“Alecia gave me like
my big break. I was more interested in producing, not songwriting ...
but I write music. I mean, that's just what I do,” she said.
Perry went on to write for Aguilera (“Beautiful”), Stefani (“What Are You Waiting For”) and Alicia Keys (“Superwoman”).
She also started Custard Records, which had its greatest success when it signed an unknown British singer named James Blunt.
The imprint released Blunt's multiplatinum debut album, “Back to Bedlam,” which included the No. 1 hit “You're Beautiful.”
“(He went) to pretty much every label with 'Back to Bedlam,' and every label passed on it,” Perry recalled.
innate music talent and instincts have made her one of the most popular
producers in pop music. But she grew tired of people coming to her for
a quick pop hit.
“Some of the artists are so controlled by their labels and management and are so lost that I can't work with them,” said Perry, who insists on meeting every performer before she works with them.
But her unhappiness had more to do with Perry, not her work. She started to feel like she was going through the motions, and “that's not me - that's not my style.”
stopped doing production actually a little while ago,” she said. “I

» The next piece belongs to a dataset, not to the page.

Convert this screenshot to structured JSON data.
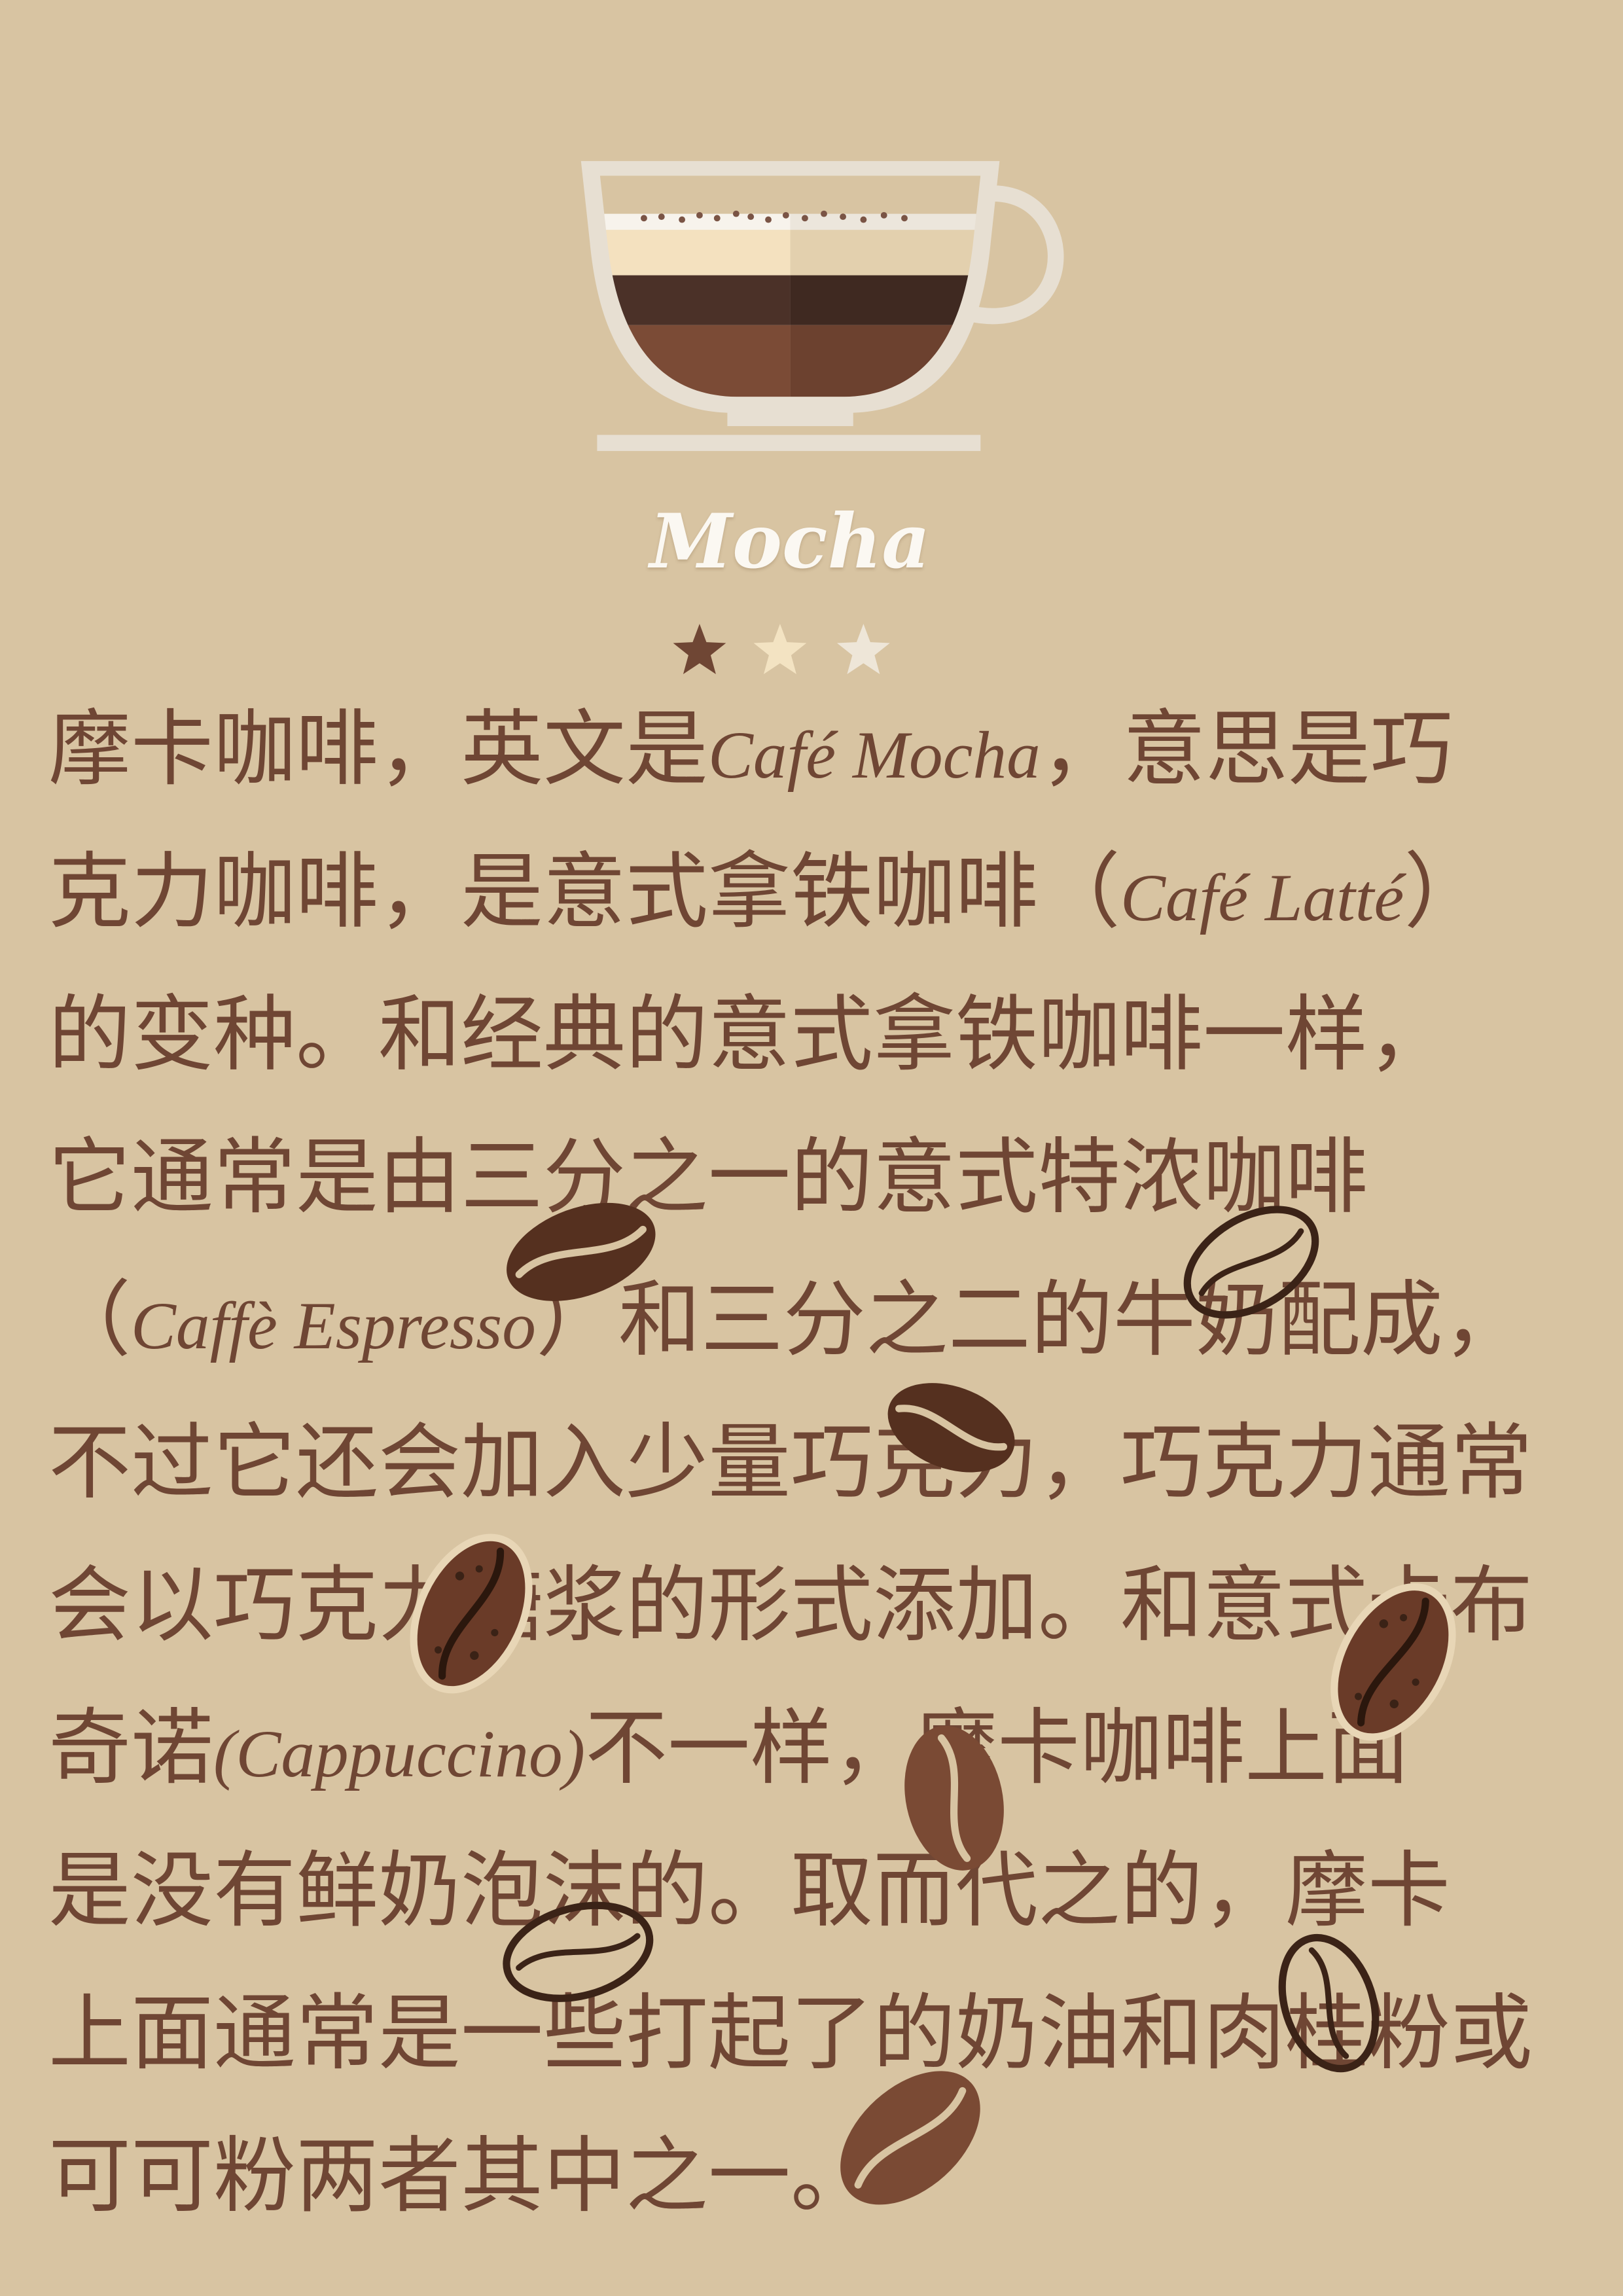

hadn't been happy with some of the stuff I was doing. I thought it
started flirting with the idea of working in a band - something she
never thought she'd do again. She came up with the name Deep Dark Robot

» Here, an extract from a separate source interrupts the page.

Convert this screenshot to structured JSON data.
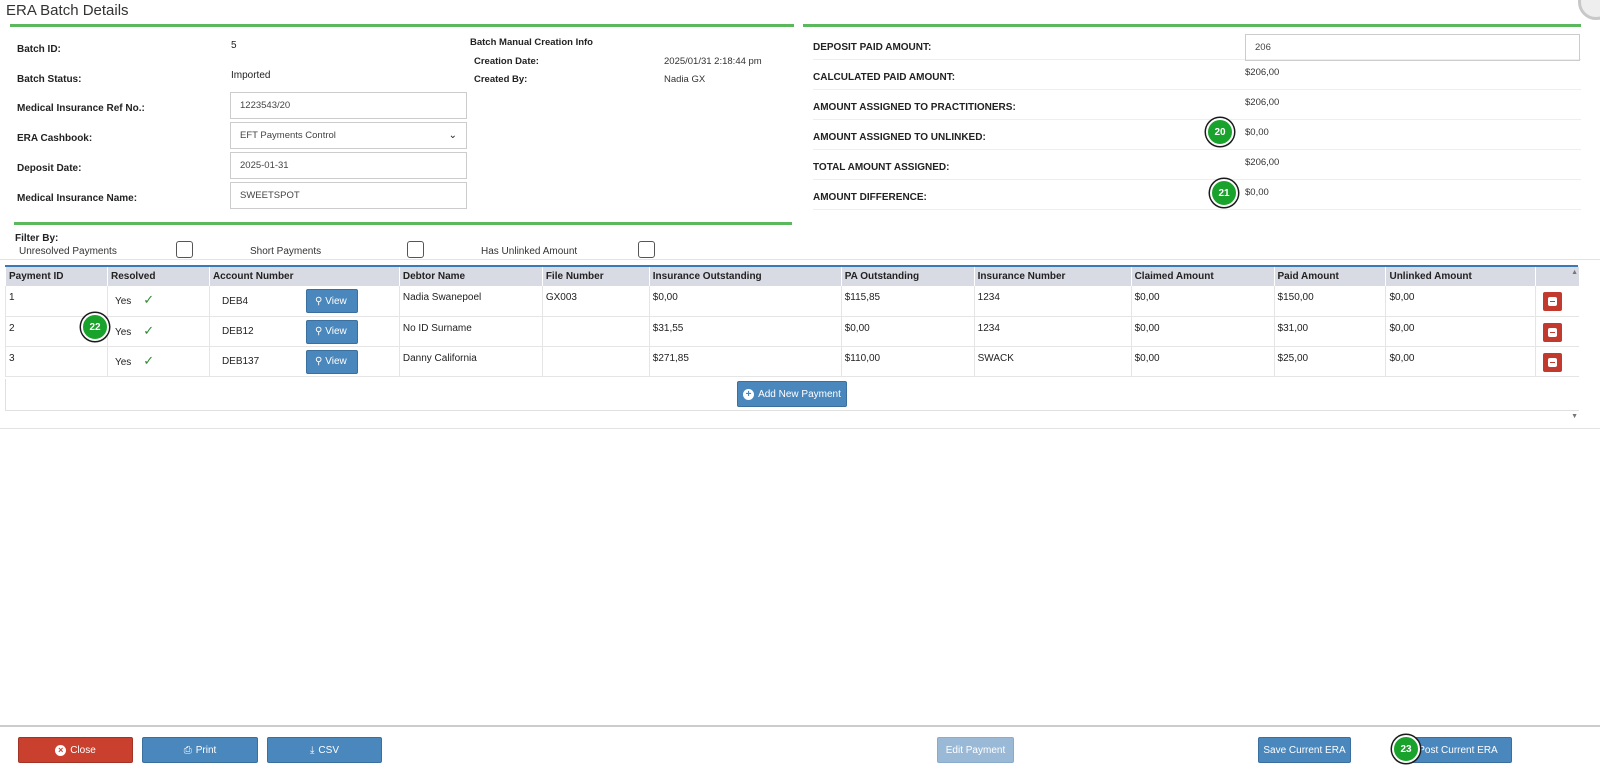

and knew it would be a great band name. Then she found a great partner:
Tony Tornay, drummer for Fatso Jetson, and one of Perry's close friends.
It took a while before any actual material came from their musical relationship.
started a million bands with my friends that have never actually done
anything ... people get busy. She has her day job and she was busy
working with other people, and I have another band that I play in, and
I do photography as well,” Tornay explained.
The creative spark for Perry was love. She fell hard for a woman who wasn't gay, but enjoyed her friendship. It was basically unrequited love, and Perry ended up with a broken heart.
“It was very brief, but it was like an impact, this person, and she ended up being a muse for the record,” Perry said. “So we called it '8 Songs About a Girl.”'
The record has a raw rock sound that is gritty and unpolished - not by design - but Perry loves the end product. Although she has a plush multimillion-dollar studio, it didn't get much use for “8 Songs About a Girl.”
set up mics and we recorded. I didn't go into producer mode, I just
made it sound OK,” she said. “The record started out to be demos ...
but it was so good, we're like, 'there's no way we're going to rerecord
this; the demos are the album.”'
They've taken the same grass-roots approach to the entire project.
Perry said the videos were shot for $3,000, while the album cover was shot on an iPhone camera.
that we've done has come really naturally to us so far, and the second
that things get complicated, it just doesn't feel right,” Tornay said.
album was released in March. They have already recorded material for a
covers CD and are planning other EPs. They've been on tour for the last
month with a full band, playing club dates, but Perry hopes to build their audience over the next year or so.
Which means those pop artists looking for the Linda Perry treatment will have to go elsewhere.
While she's got a few side projects she's still working on, Perry has basically closed up shop as a producer - for now.
“I'm focused on this - this is where I'm supposed to be,” Perry
said. “Something extremely over-the-top special would have to show up
to take my attention off this. ... This is where my heart is.”